1st Edition

Supporting Students' Motivation Strategies for Success

    286 Pages 73 B/W Illustrations
    by Routledge

    286 Pages 73 B/W Illustrations
    by Routledge

    240 Pages 73 B/W Illustrations
    by Routledge

    Also available as eBook on:

    This is a book about teachers’ classroom motivating styles. Motivating style is the interpersonal tone and face-to-face behavior the teacher relies on when trying to motivate students to engage in classroom activities and procedures. The over-arching goal of the book is to help teachers work through the professional developmental process to learn how to provide instruction in ways that students will find to be motivationally-enriching, satisfying, and engagement-generating.

    To realize this goal, the book features six parts: Part 1: Introduction, introduces what teachers are to support—namely, student motivation; Part 2: Motivating Style, explains what a supportive motivating style is; Part 3: “How to,” overviews the recommended motivationally-supportive instructional strategies one-by-one and step-by-step; Part 4: Workshop, walks the reader through the skill-building workshop experience; Part 5: Benefits, details all the student, teacher, and classroom benefits that come from an improved motivating style; and Part 6: Getting Started, discusses
    ways to begin using these skills in the classroom.

    Based on a successful workshop program run by the authors, teachers successfully improve their classroom motivating style. In doing so, they experience gains in their teaching skill and efficacy, job satisfaction, a renewed passion for teaching, and a more satisfying relationship with their students. This multiauthored book provides teachers with the practical, concrete, step-by-step, skill-based "how to" they need to develop a highly supportive motivating style.

    Part 1: Introduction 1. Origins 2. Student Motivation Part 2: Supporting Motivation 3. Motivating and Demotivating Teachers 4. Motivating Style 5. Measuring Motivating Style Part 3: "How to" 6. Take the Students' Perspective 7. Invite Students to Pursue Their Personal Interests 8. Present Learning Activities in Need-Satisfying Ways 9. Provide Explanatory Rationales 10. Acknowledge and Accept Negative Feelings 11. Rely on Invitational Language 12. Display Patience 13. Discipline, Structure, and Behavior Change Part 4: Workshop 14. The Workshop 15. Does the Workshop Work? 16. Why the Workshop Works Part 5: Benefits 17. Student Benefits 18. Classroom Benefits 19. Teacher Benefits Part 6: Getting Started 20. Can All Teachers Become Autonomy Supportive? 21. Must Teachers Do All The Work? 22. Teachers' Professional Development 23. Conclusion

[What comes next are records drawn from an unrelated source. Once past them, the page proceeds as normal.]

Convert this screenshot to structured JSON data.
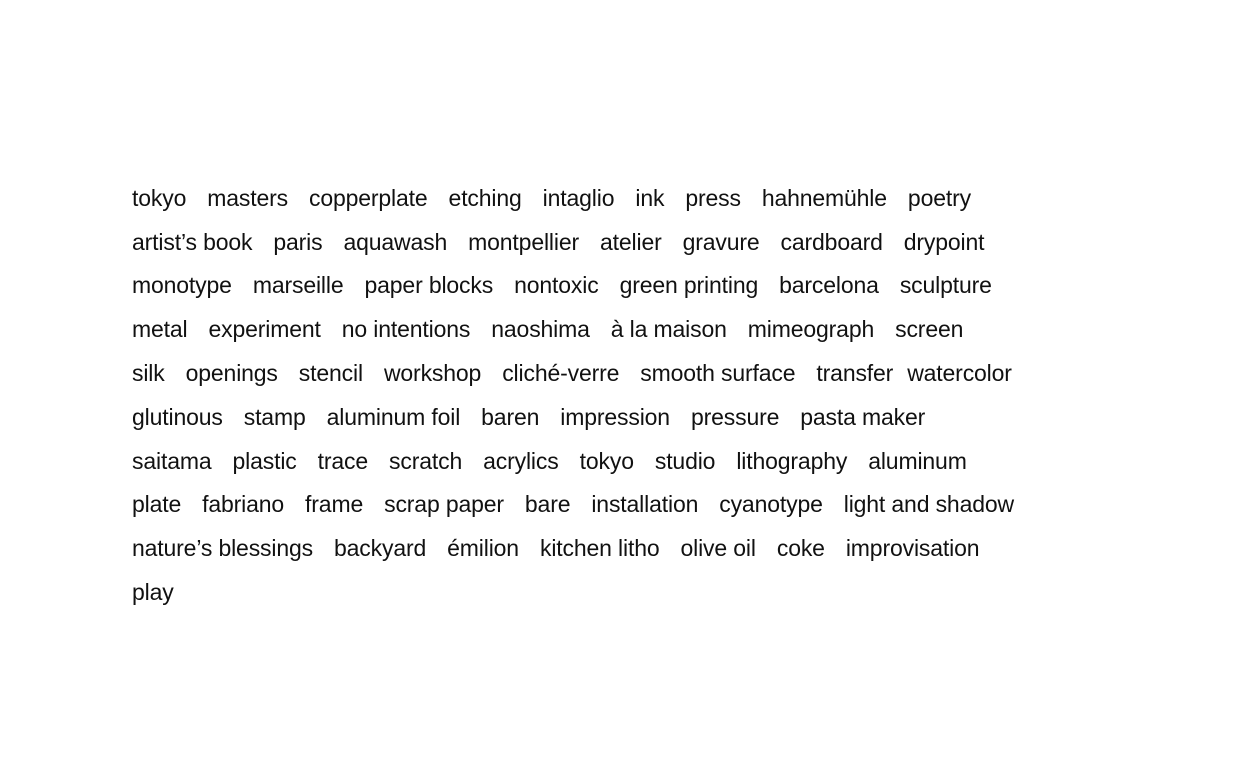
{
  "tags": {
    "rows": [
      [
        "tokyo",
        "masters",
        "copperplate",
        "etching",
        "intaglio",
        "ink",
        "press",
        "hahnemühle",
        "poetry"
      ],
      [
        "artist’s book",
        "paris",
        "aquawash",
        "montpellier",
        "atelier",
        "gravure",
        "cardboard",
        "drypoint"
      ],
      [
        "monotype",
        "marseille",
        "paper blocks",
        "nontoxic",
        "green printing",
        "barcelona",
        "sculpture"
      ],
      [
        "metal",
        "experiment",
        "no intentions",
        "naoshima",
        "à la maison",
        "mimeograph",
        "screen"
      ],
      [
        "silk",
        "openings",
        "stencil",
        "workshop",
        "cliché-verre",
        "smooth surface",
        "transfer",
        "watercolor"
      ],
      [
        "glutinous",
        "stamp",
        "aluminum foil",
        "baren",
        "impression",
        "pressure",
        "pasta maker"
      ],
      [
        "saitama",
        "plastic",
        "trace",
        "scratch",
        "acrylics",
        "tokyo",
        "studio",
        "lithography",
        "aluminum"
      ],
      [
        "plate",
        "fabriano",
        "frame",
        "scrap paper",
        "bare",
        "installation",
        "cyanotype",
        "light and shadow"
      ],
      [
        "nature’s blessings",
        "backyard",
        "émilion",
        "kitchen litho",
        "olive oil",
        "coke",
        "improvisation"
      ],
      [
        "play"
      ]
    ]
  }
}
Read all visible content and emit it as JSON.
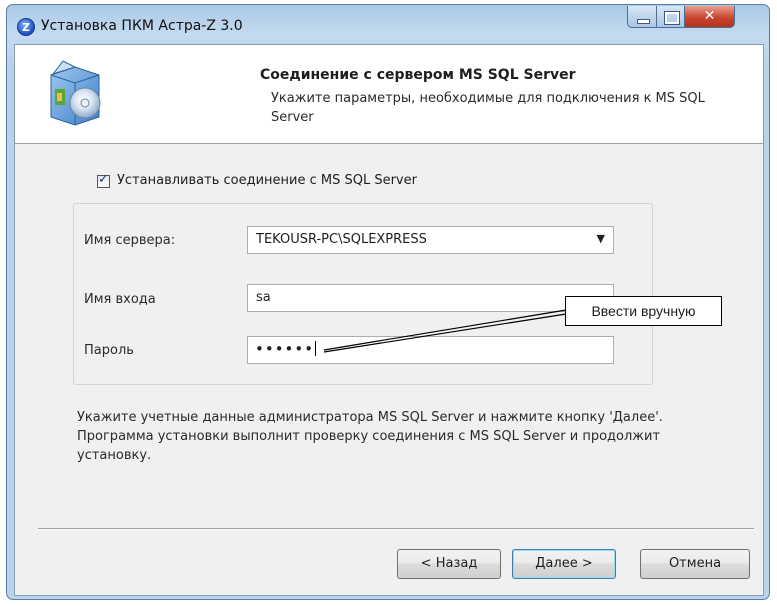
{
  "window": {
    "title": "Установка ПКМ Астра-Z 3.0",
    "icon": "app-z-icon",
    "app_icon_glyph": "Z",
    "close_glyph": "✕"
  },
  "header": {
    "title": "Соединение с сервером MS SQL Server",
    "description": "Укажите параметры, необходимые для подключения к MS SQL Server",
    "icon": "setup-box-cd-icon"
  },
  "connect_checkbox": {
    "label": "Устанавливать соединение с MS SQL Server",
    "checked": true,
    "check_glyph": "✓"
  },
  "form": {
    "server_label": "Имя сервера:",
    "server_value": "TEKOUSR-PC\\SQLEXPRESS",
    "server_arrow": "▼",
    "login_label": "Имя входа",
    "login_value": "sa",
    "password_label": "Пароль",
    "password_value": "••••••"
  },
  "callout": {
    "text": "Ввести вручную"
  },
  "info_text": "Укажите учетные данные администратора MS SQL Server и нажмите кнопку 'Далее'. Программа установки выполнит проверку соединения с MS SQL Server и продолжит установку.",
  "buttons": {
    "back": "< Назад",
    "next": "Далее >",
    "cancel": "Отмена"
  },
  "colors": {
    "title_bar": "#b8d2ea",
    "client": "#f0f0f0",
    "close_button": "#c8462f"
  }
}
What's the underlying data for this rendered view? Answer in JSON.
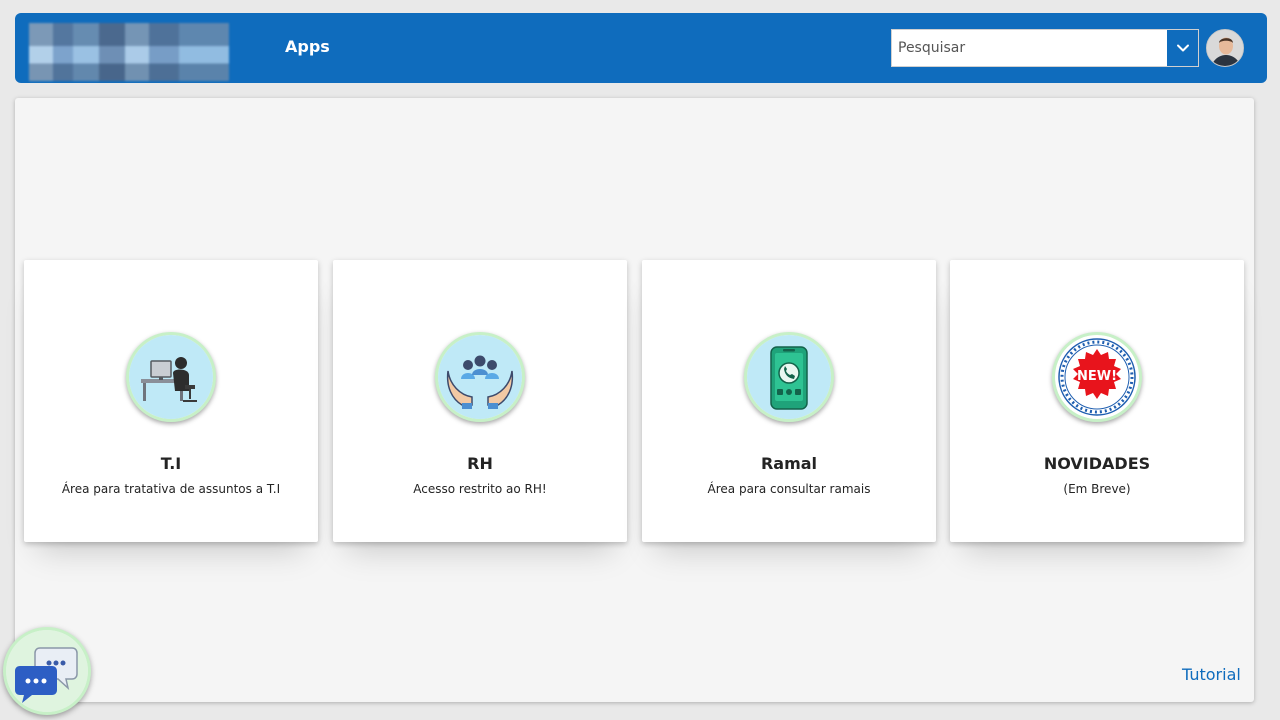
{
  "header": {
    "app_title": "Apps",
    "search": {
      "placeholder": "Pesquisar",
      "value": ""
    },
    "icons": {
      "dropdown": "chevron-down-icon",
      "avatar": "user-avatar"
    }
  },
  "cards": [
    {
      "title": "T.I",
      "description": "Área para tratativa de assuntos a T.I",
      "icon": "it-support-desk-icon"
    },
    {
      "title": "RH",
      "description": "Acesso restrito ao RH!",
      "icon": "hands-people-icon"
    },
    {
      "title": "Ramal",
      "description": "Área para consultar ramais",
      "icon": "phone-extension-icon"
    },
    {
      "title": "NOVIDADES",
      "description": "(Em Breve)",
      "icon": "new-badge-icon",
      "badge_text": "NEW!"
    }
  ],
  "footer": {
    "tutorial_label": "Tutorial",
    "chat_icon": "chat-bubbles-icon"
  },
  "colors": {
    "brand_blue": "#0f6cbd",
    "panel_bg": "#f5f5f5",
    "icon_ring": "#c7f0c7",
    "badge_red": "#e8141c"
  }
}
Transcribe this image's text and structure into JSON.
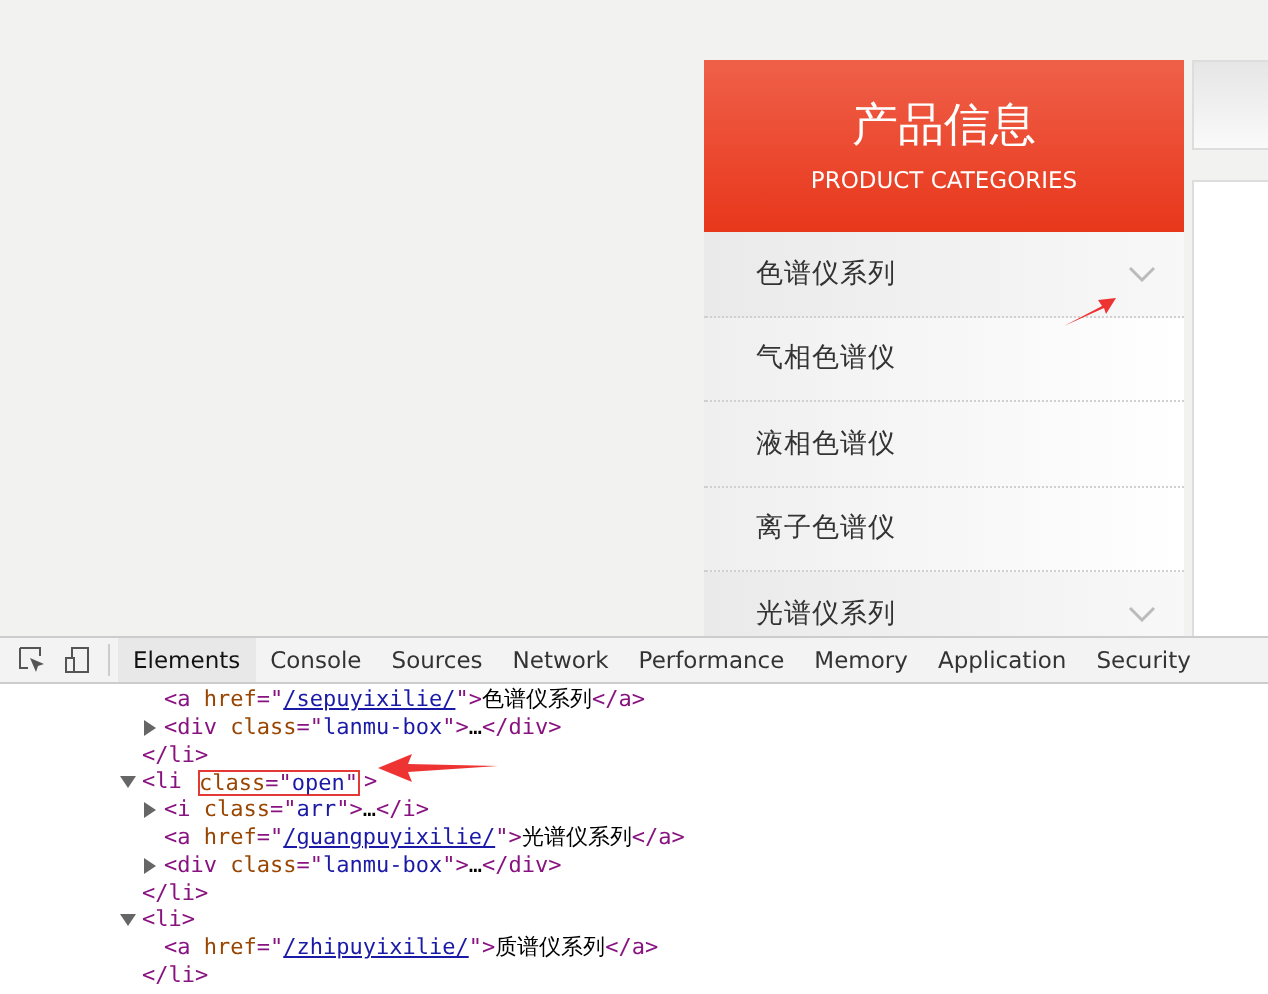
{
  "sidebar": {
    "title": "产品信息",
    "subtitle": "PRODUCT CATEGORIES",
    "items": [
      {
        "label": "色谱仪系列",
        "kind": "category"
      },
      {
        "label": "气相色谱仪",
        "kind": "item"
      },
      {
        "label": "液相色谱仪",
        "kind": "item"
      },
      {
        "label": "离子色谱仪",
        "kind": "item"
      },
      {
        "label": "光谱仪系列",
        "kind": "category"
      }
    ]
  },
  "devtools": {
    "tabs": [
      {
        "label": "Elements",
        "selected": true
      },
      {
        "label": "Console",
        "selected": false
      },
      {
        "label": "Sources",
        "selected": false
      },
      {
        "label": "Network",
        "selected": false
      },
      {
        "label": "Performance",
        "selected": false
      },
      {
        "label": "Memory",
        "selected": false
      },
      {
        "label": "Application",
        "selected": false
      },
      {
        "label": "Security",
        "selected": false
      }
    ],
    "nodes": [
      {
        "children": [
          {
            "tokens": [
              {
                "kind": "tag",
                "text": "<a "
              },
              {
                "kind": "attr",
                "text": "href"
              },
              {
                "kind": "tag",
                "text": "=\""
              },
              {
                "kind": "link",
                "text": "/sepuyixilie/"
              },
              {
                "kind": "tag",
                "text": "\">"
              },
              {
                "kind": "text",
                "text": "色谱仪系列"
              },
              {
                "kind": "tag",
                "text": "</a>"
              }
            ]
          },
          {
            "expanded": false,
            "tokens": [
              {
                "kind": "tag",
                "text": "<div "
              },
              {
                "kind": "attr",
                "text": "class"
              },
              {
                "kind": "tag",
                "text": "=\""
              },
              {
                "kind": "value",
                "text": "lanmu-box"
              },
              {
                "kind": "tag",
                "text": "\">"
              },
              {
                "kind": "text",
                "text": "…"
              },
              {
                "kind": "tag",
                "text": "</div>"
              }
            ]
          }
        ]
      },
      {
        "tokens": [
          {
            "kind": "tag",
            "text": "</li>"
          }
        ]
      },
      {
        "expanded": true,
        "tokens": [
          {
            "kind": "tag",
            "text": "<li "
          },
          {
            "kind": "group",
            "boxed": true,
            "tokens": [
              {
                "kind": "attr",
                "text": "class"
              },
              {
                "kind": "tag",
                "text": "=\""
              },
              {
                "kind": "value",
                "text": "open"
              },
              {
                "kind": "tag",
                "text": "\""
              }
            ]
          },
          {
            "kind": "tag",
            "text": ">"
          }
        ],
        "children": [
          {
            "expanded": false,
            "tokens": [
              {
                "kind": "tag",
                "text": "<i "
              },
              {
                "kind": "attr",
                "text": "class"
              },
              {
                "kind": "tag",
                "text": "=\""
              },
              {
                "kind": "value",
                "text": "arr"
              },
              {
                "kind": "tag",
                "text": "\">"
              },
              {
                "kind": "text",
                "text": "…"
              },
              {
                "kind": "tag",
                "text": "</i>"
              }
            ]
          },
          {
            "tokens": [
              {
                "kind": "tag",
                "text": "<a "
              },
              {
                "kind": "attr",
                "text": "href"
              },
              {
                "kind": "tag",
                "text": "=\""
              },
              {
                "kind": "link",
                "text": "/guangpuyixilie/"
              },
              {
                "kind": "tag",
                "text": "\">"
              },
              {
                "kind": "text",
                "text": "光谱仪系列"
              },
              {
                "kind": "tag",
                "text": "</a>"
              }
            ]
          },
          {
            "expanded": false,
            "tokens": [
              {
                "kind": "tag",
                "text": "<div "
              },
              {
                "kind": "attr",
                "text": "class"
              },
              {
                "kind": "tag",
                "text": "=\""
              },
              {
                "kind": "value",
                "text": "lanmu-box"
              },
              {
                "kind": "tag",
                "text": "\">"
              },
              {
                "kind": "text",
                "text": "…"
              },
              {
                "kind": "tag",
                "text": "</div>"
              }
            ]
          }
        ]
      },
      {
        "tokens": [
          {
            "kind": "tag",
            "text": "</li>"
          }
        ]
      },
      {
        "expanded": true,
        "tokens": [
          {
            "kind": "tag",
            "text": "<li>"
          }
        ],
        "children": [
          {
            "tokens": [
              {
                "kind": "tag",
                "text": "<a "
              },
              {
                "kind": "attr",
                "text": "href"
              },
              {
                "kind": "tag",
                "text": "=\""
              },
              {
                "kind": "link",
                "text": "/zhipuyixilie/"
              },
              {
                "kind": "tag",
                "text": "\">"
              },
              {
                "kind": "text",
                "text": "质谱仪系列"
              },
              {
                "kind": "tag",
                "text": "</a>"
              }
            ]
          }
        ]
      },
      {
        "tokens": [
          {
            "kind": "tag",
            "text": "</li>"
          }
        ]
      }
    ]
  }
}
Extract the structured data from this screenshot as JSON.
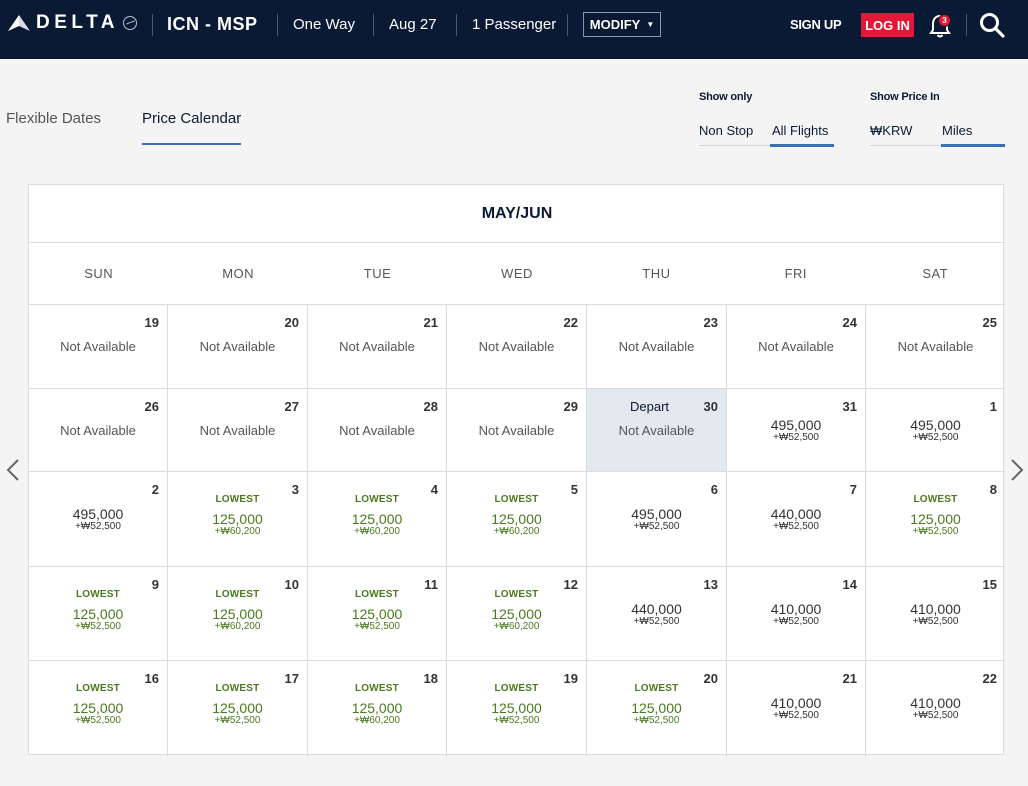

    Johnmarshall Reeve is a Professor in the Institute for Positive Psychology and Education, Australian Catholic University, Australia.

    Richard M. Ryan is a Professor in the Institute for Positive Psychology and Education, Australian Catholic University, Australia. He is also a Professor Emeritus in the Department of Psychology, University of Rochester, USA. He is the President of the Center for Self-Determination Theory.

    Sung Hyeon Cheon is an Associate Professor in the Department of Physical Education, Korea University, South Korea.

    Lennia Matos is a Professor in the Department of Psychology, Pontifical Catholic University of Peru, Peru.

    Haya Kaplan is a Senior Lecturer and Head of the Center for Motivation and Self-Determination at the Kaye Academic College of Education, Israel.

    "Finally a motivation book not based on pushing or pulling the student into the class activity, but based on the premise that students are already motivated and it is more about students answering ‘Why do this or that?’ Motivation is about direction and striving, about developing deeper levels of autonomy and competence, and the teachers role is to stand in the students shoes to understand their motivations, to be inviting, to show patience, and to create classroom learning activity that provide students with an opportunity to become motivated to learn. Based on the best theory of psychological being, grounded in 20 years of workshops to show how to engage students to thrive and strive, and with a perfect blend of practical and theoretical excellence."

    - John Hattie, Emeritus Laureate Professor, Director of the Melbourne Education Research Institute, University of Melbourne, Australia

    "In this engaging and very accessible book, the authors provide convincing evidence why teachers do well to invest in autonomy-supportive teaching. Importantly, they also go to great lengths to provide specific recommendations how teachers can apply this motivating approach in their daily teaching, to the benefit of their students and themselves."

    - Maarten Vansteenkiste, Professor, Department of Developmental Psychology, Personality, and Social Psychology, Ghent University, Belgium

    "This is an important and interesting book that should be on the shelf of every teacher who would like to apply recent insights from rigorous research to their everyday practice. We really need such books, and we do not have enough of them."

    - Avi Assor, Professor Emeritus, Department of Education, Ben-Gurion University, Israel